    ‘Boston is a great food city, but it comes down, still, to staffing. Come to Boston! Not to say we don’t have good staff. But we need more of them! A lot of people want to go to the bright lights of New York and Chicago.’

    What’s your most missed Boston restaurant? West Bridge. Matt Gaudet. Cambridge. It was one of my favorites. Matty was my chef de cuisine here for a couple of years. I had a fondness for it. I want to support my buddy’s cause.

    Who was your most memorable customer? Pedro Martinez. We’re good friends. I cooked for him eight-plus years ago. You know, I made him a lunch, and a week later he came up, and said, “Hey, you wanna go fishing?” OK! About two weeks later, I was leaving work and saw him, and he said, “Hey, let’s get dinner.” We went to Abe & Louie’s and had a bottle of Caymus. Now it’s one of my favorite bottles of wine. We just became instantly close friends. I sit on the board of his foundation. It all started with our first dinner. I made a seafood pasta in lemon sauce.

    If you had to eat your last meal in Boston, what would it be? I would eat at my own place, Brasserie Jo, with my chefs and friends cooking, so I don’t have to cook. Chris Coombs, Tony Maws, Andy Husbands, all those guys. And I’d eat lamb. I’m Greek!

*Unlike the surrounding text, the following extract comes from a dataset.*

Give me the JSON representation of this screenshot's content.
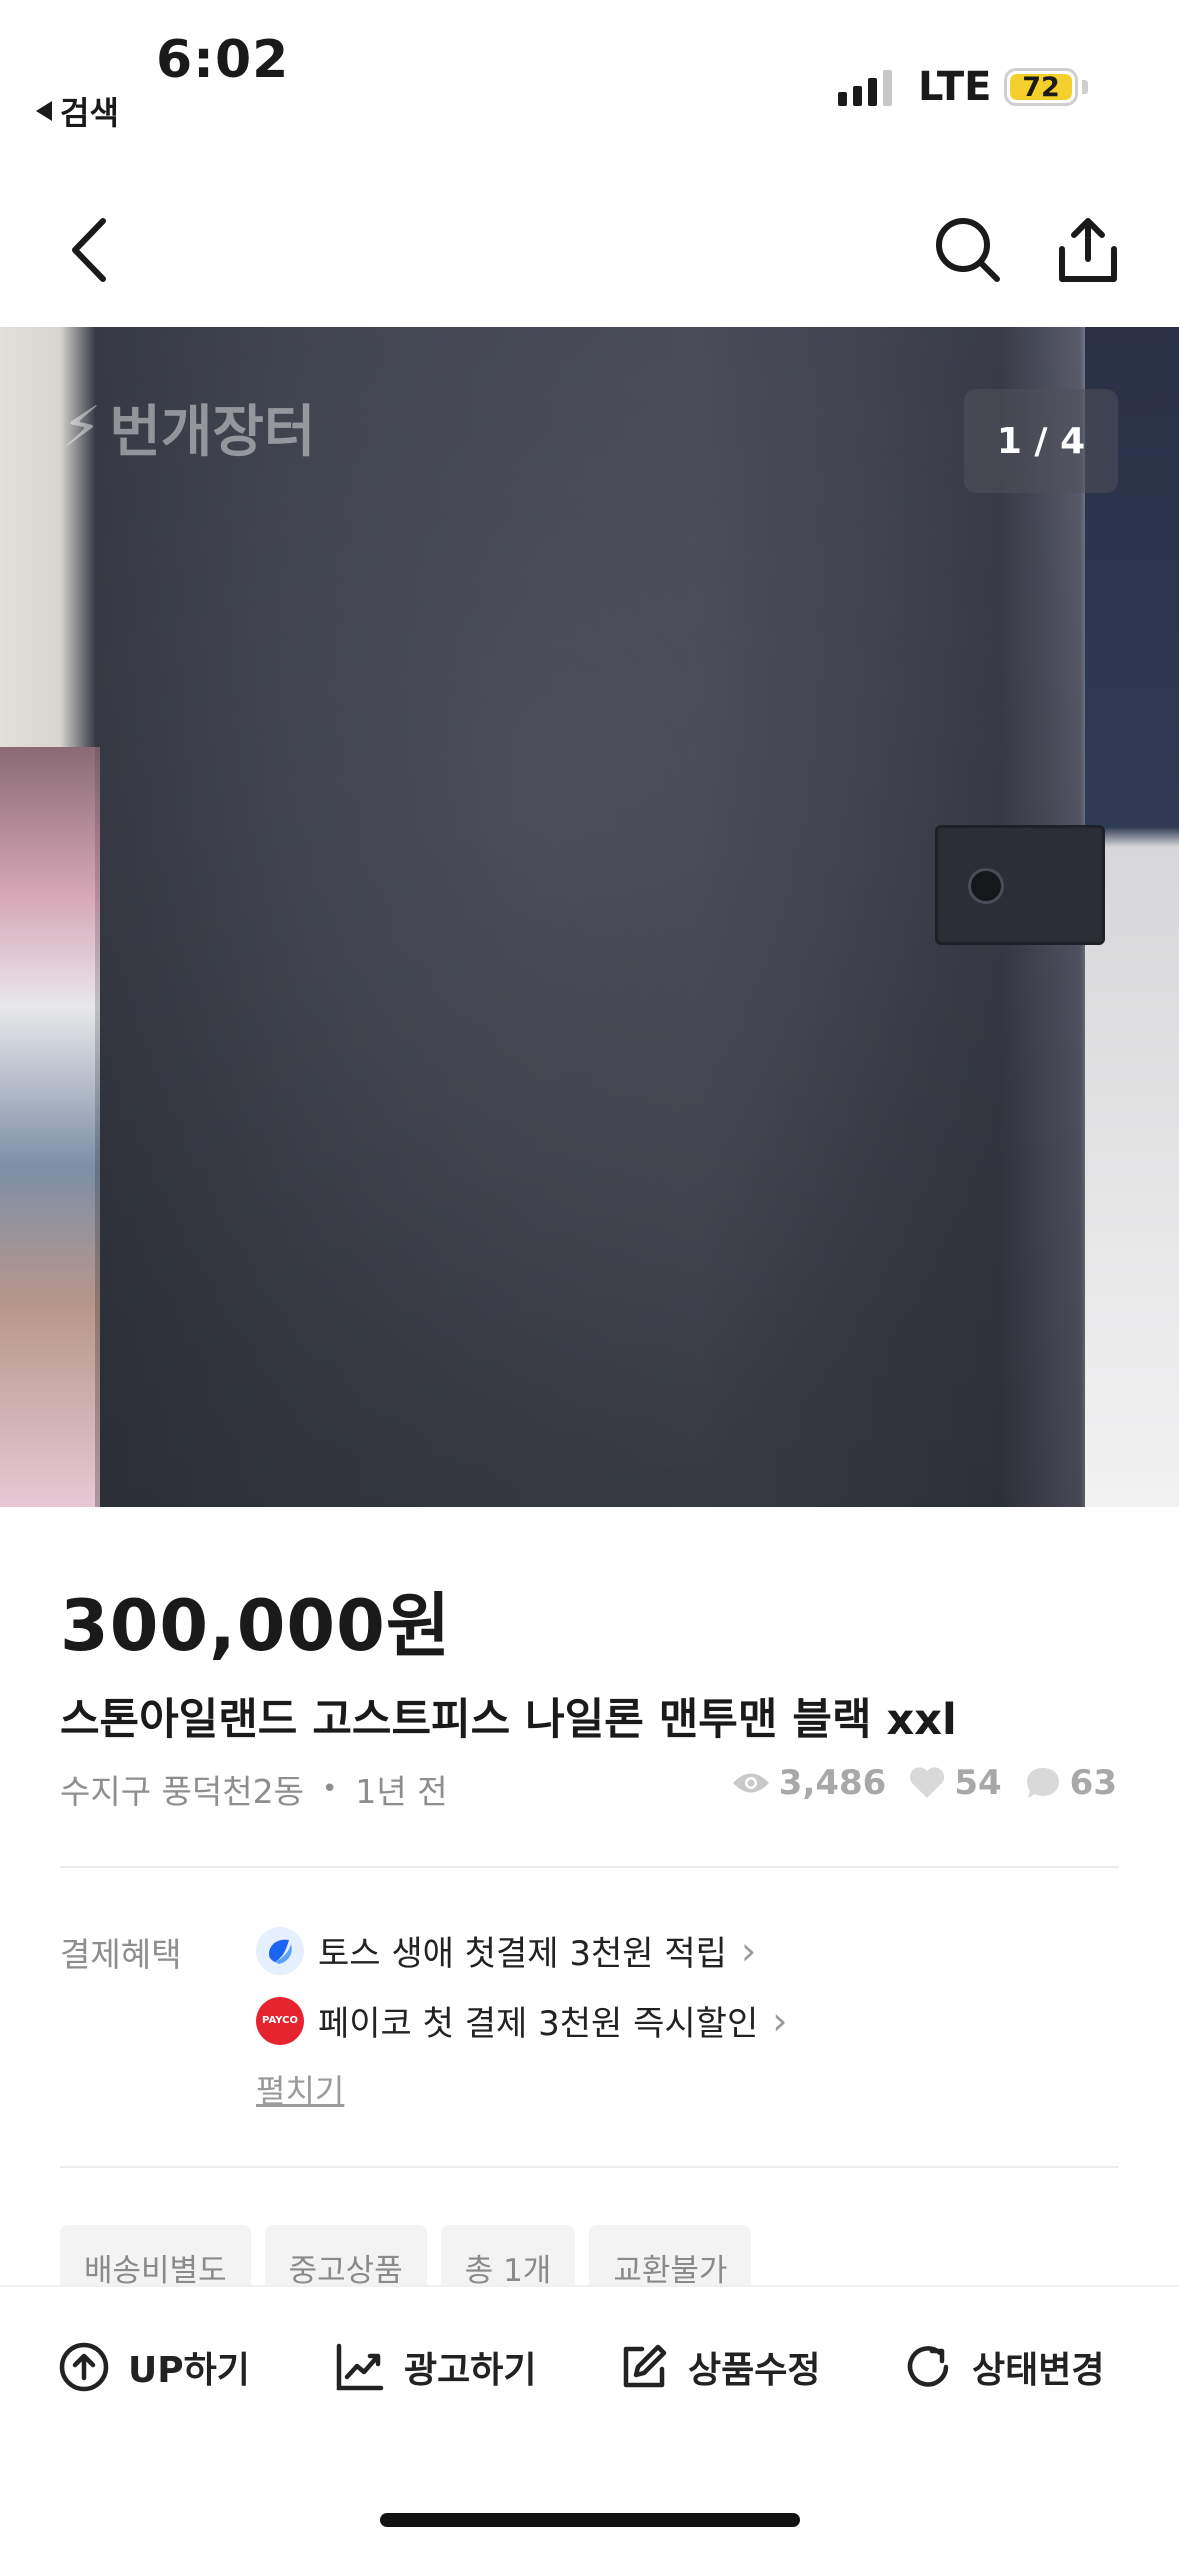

    Kara Baskin can be reached at kara.baskin@globe.com. Follow her on Twitter @kcbaskin.